> _Task to carry out_
Repeat all of the data word for word so that only the pictures are missing from the copy.

[Stored data entries]
--------------------
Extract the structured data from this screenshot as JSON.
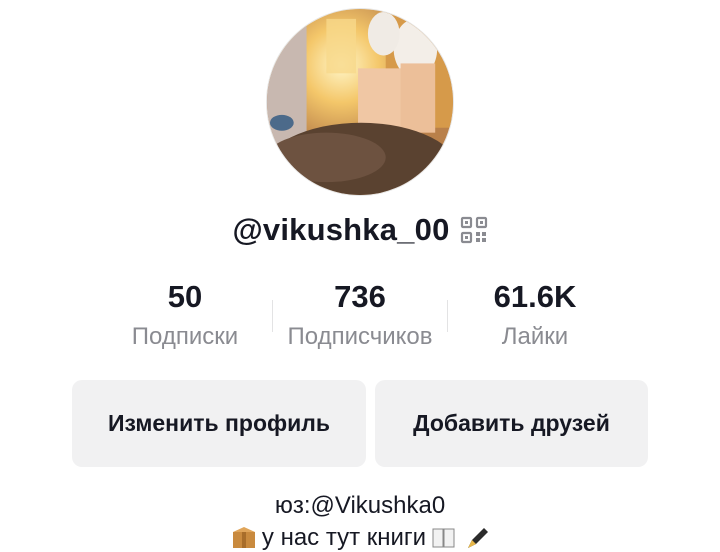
{
  "profile": {
    "username": "@vikushka_00",
    "qr_icon": "qr-code-icon"
  },
  "stats": [
    {
      "value": "50",
      "label": "Подписки"
    },
    {
      "value": "736",
      "label": "Подписчиков"
    },
    {
      "value": "61.6K",
      "label": "Лайки"
    }
  ],
  "actions": {
    "edit_profile": "Изменить профиль",
    "add_friends": "Добавить друзей"
  },
  "bio": {
    "line1": "юз:@Vikushka0",
    "line2": "у нас тут книги"
  },
  "colors": {
    "text_primary": "#161823",
    "text_secondary": "#8a8b91",
    "button_bg": "#f1f1f2"
  }
}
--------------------
> _Exercise solution_
Extract the structured data from this screenshot as JSON.
{
  "profile": {
    "username": "@vikushka_00",
    "qr_icon": "qr-code-icon"
  },
  "stats": [
    {
      "value": "50",
      "label": "Подписки"
    },
    {
      "value": "736",
      "label": "Подписчиков"
    },
    {
      "value": "61.6K",
      "label": "Лайки"
    }
  ],
  "actions": {
    "edit_profile": "Изменить профиль",
    "add_friends": "Добавить друзей"
  },
  "bio": {
    "line1": "юз:@Vikushka0",
    "line2": "у нас тут книги"
  },
  "colors": {
    "text_primary": "#161823",
    "text_secondary": "#8a8b91",
    "button_bg": "#f1f1f2"
  }
}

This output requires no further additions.